The agency is also rewarding whistle blowers with a share of traffickers' gains which so far has succeeded in getting more than 50 people to come forward with information.

The battle against ‘Black Magic’

More than nine out of ten Nigerian women trafficked to Europe come from Edo, a predominantly Christian state of 3 million people, according to the United Nations Office on Drugs and Crime (UNDOC).

Edo's governor, Mr Godwin Obaseki, who came to power last year, said his office is trying to dispel the fears around black magic, known as "juju", which traps thousands of Nigerian women and girls in sex slavery in Europe.

Victims of trafficking fear that witchcraft rituals performed by spiritual priests could cause them or their relatives to fall ill or die if they disobey their traffickers, go to the police or fail to pay off their debts.

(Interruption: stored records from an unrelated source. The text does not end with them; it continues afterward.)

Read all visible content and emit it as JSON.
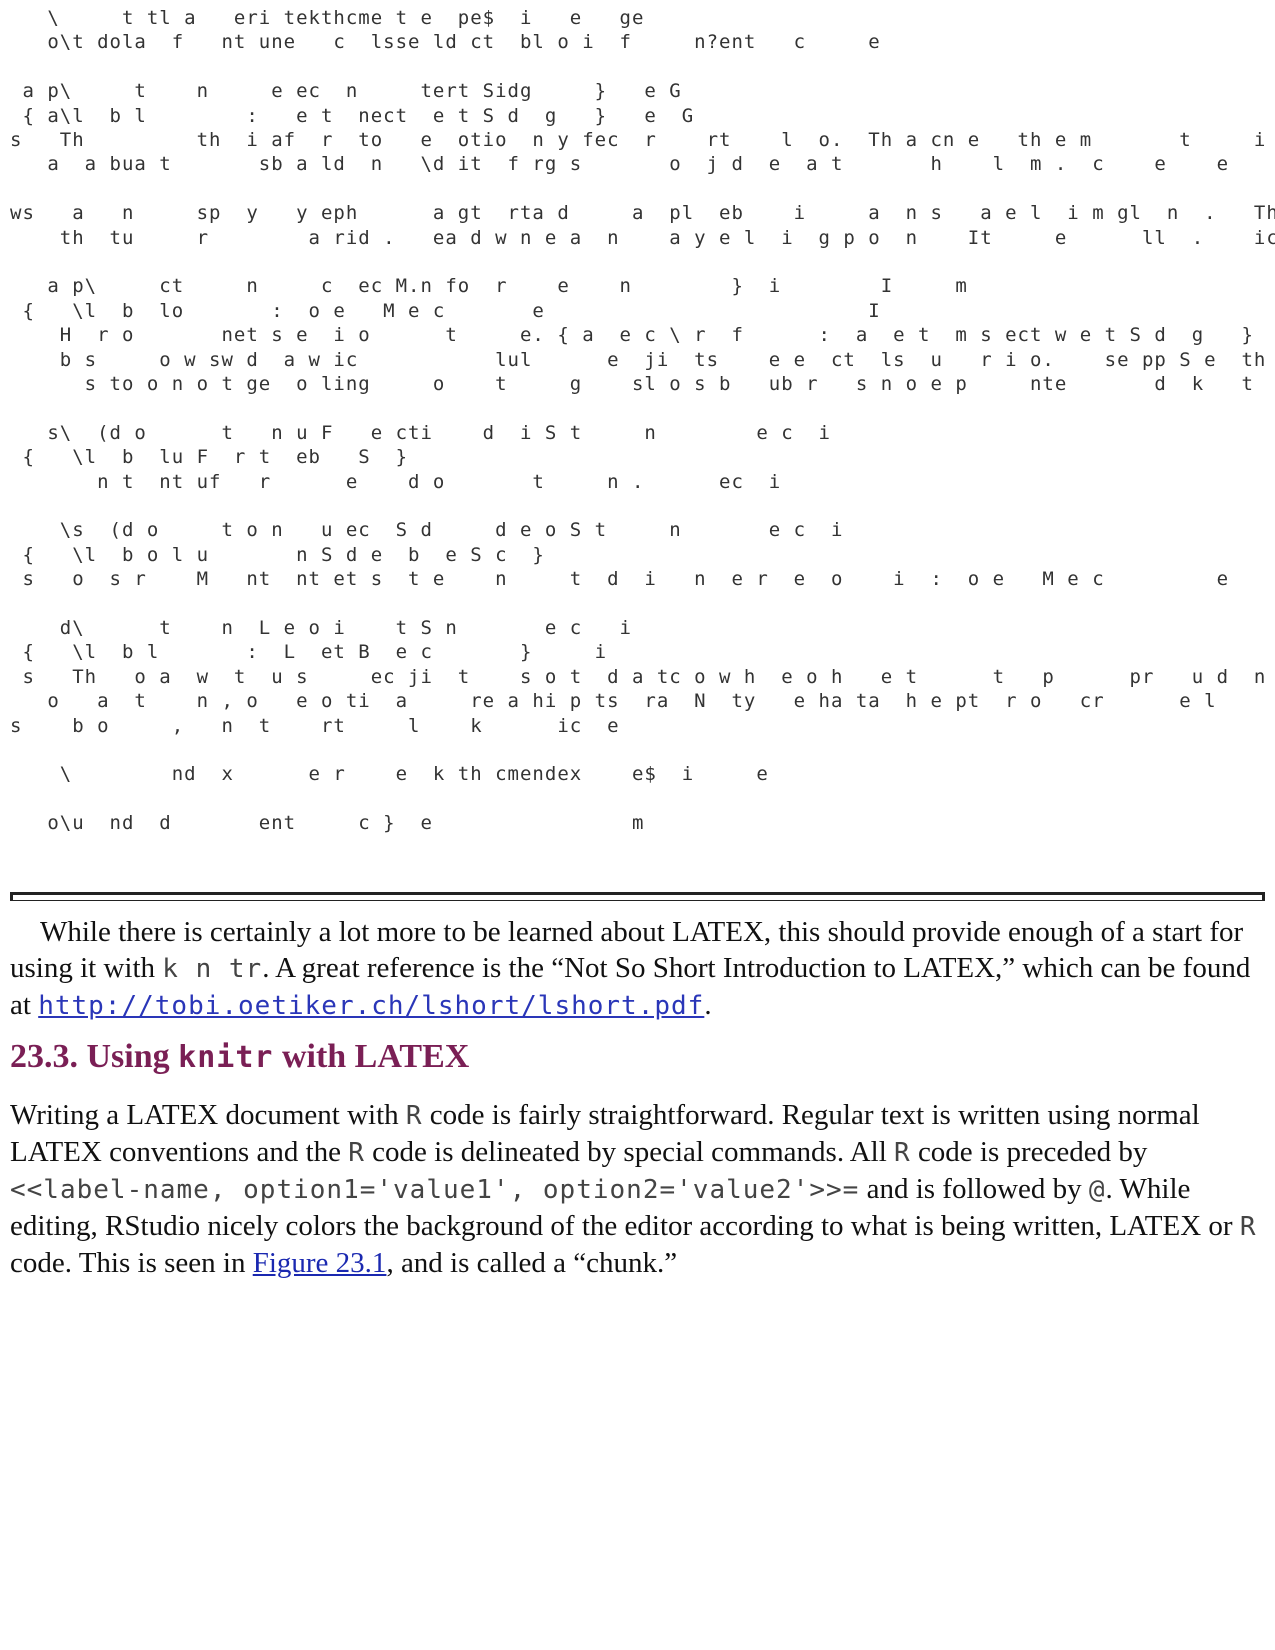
{
  "code_lines": [
    "   \\     t tl a   eri tekthcme t e  pe$  i   e   ge",
    "   o\\t dola  f   nt une   c  lsse ld ct  bl o i  f     n?ent   c     e",
    "",
    " a p\\     t    n     e ec  n     tert Sidg     }   e G",
    " { a\\l  b l        :   e t  nect  e t S d  g   }   e  G",
    "s   Th         th  i af  r  to   e  otio  n y fec  r    rt    l  o.  Th a cn e   th e m       t     i lgtil   i                     k",
    "   a  a bua t       sb a ld  n   \\d it  f rg s       o  j d  e  a t       h    l  m .  c    e    e      m",
    "",
    "ws   a   n     sp  y   y eph      a gt  rta d     a  pl  eb    i     a  n s   a e l  i m gl  n  .   Th  ti  e kll     i",
    "    th  tu     r        a rid .   ea d w n e a  n    a y e l  i  g p o  n    It     e      ll  .    ic              m",
    "",
    "   a p\\     ct     n     c  ec M.n fo  r    e    n        }  i        I     m",
    " {   \\l  b  lo       :  o e   M e c       e                          I",
    "    H  r o       net s e  i o      t     e. { a  e c \\ r  f      :  a  e t  m s ect w e t S d  g   }  l  e o  G  de      e       e          e                    m",
    "    b s     o w sw d  a w ic           lul      e  ji  ts    e e  ct  ls  u   r i o.    se pp S e  th   o     e  t     n       ec  i     i",
    "      s to o n o t ge  o ling     o    t     g    sl o s b   ub r   s n o e p     nte       d  k   t     n  .  ec  i",
    "",
    "   s\\  (d o      t   n u F   e cti    d  i S t     n        e c  i",
    " {   \\l  b  lu F  r t  eb   S  }",
    "       n t  nt uf   r      e    d o       t     n .      ec  i",
    "",
    "    \\s  (d o     t o n   u ec  S d     d e o S t     n       e c  i",
    " {   \\l  b o l u       n S d e  b  e S c  }",
    " s   o  s r    M   nt  nt et s  t e    n     t  d  i   n  e r  e  o    i  :  o e   M e c         e                         I",
    "",
    "    d\\      t    n  L e o i    t S n       e c   i",
    " {   \\l  b l       :  L  et B  e c       }     i",
    " s   Th   o a  w  t  u s     ec ji  t    s o t  d a tc o w h  e o h   e t      t   p      pr   u d  n  -  e b e  i  g",
    "   o   a  t    n , o   e o ti  a     re a hi p ts  ra  N  ty   e ha ta  h e pt  r o   cr      e l      ve  l  bl       ni         e  i",
    "s    b o     ,   n  t    rt     l    k      ic  e",
    "",
    "    \\        nd  x      e r    e  k th cmendex    e$  i     e",
    "",
    "   o\\u  nd  d       ent     c }  e                m"
  ],
  "p1": {
    "text_a": "While there is certainly a lot more to be learned about LATEX, this should provide enough of a start for using it with ",
    "mono_a": "k n tr",
    "text_b": ". A great reference is the “Not So Short Introduction to LATEX,” which can be found at ",
    "link": "http://tobi.oetiker.ch/lshort/lshort.pdf",
    "text_c": "."
  },
  "heading": {
    "number": "23.3.",
    "text_a": " Using ",
    "mono": "knitr",
    "text_b": " with LATEX"
  },
  "p2": {
    "t1": "Writing a LATEX document with ",
    "r1": "R",
    "t2": " code is fairly straightforward. Regular text is written using normal LATEX conventions and the ",
    "r2": "R",
    "t3": " code is delineated by special commands. All ",
    "r3": "R",
    "t4": " code is preceded by ",
    "code": "<<label-name, option1='value1', option2='value2'>>=",
    "t5": " and is followed by ",
    "at": "@",
    "t6": ". While editing, RStudio nicely colors the background of the editor according to what is being written, LATEX or ",
    "r4": "R",
    "t7": " code. This is seen in ",
    "fig_link": "Figure 23.1",
    "t8": ", and is called a “chunk.”"
  }
}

"We have gone to (the traditional priests) and asked them to reverse the juju," said NAPTIP's Okah-Donli, adding that the agency shows trafficked women photos of these priests to convince them that any curses cast upon them have been lifted.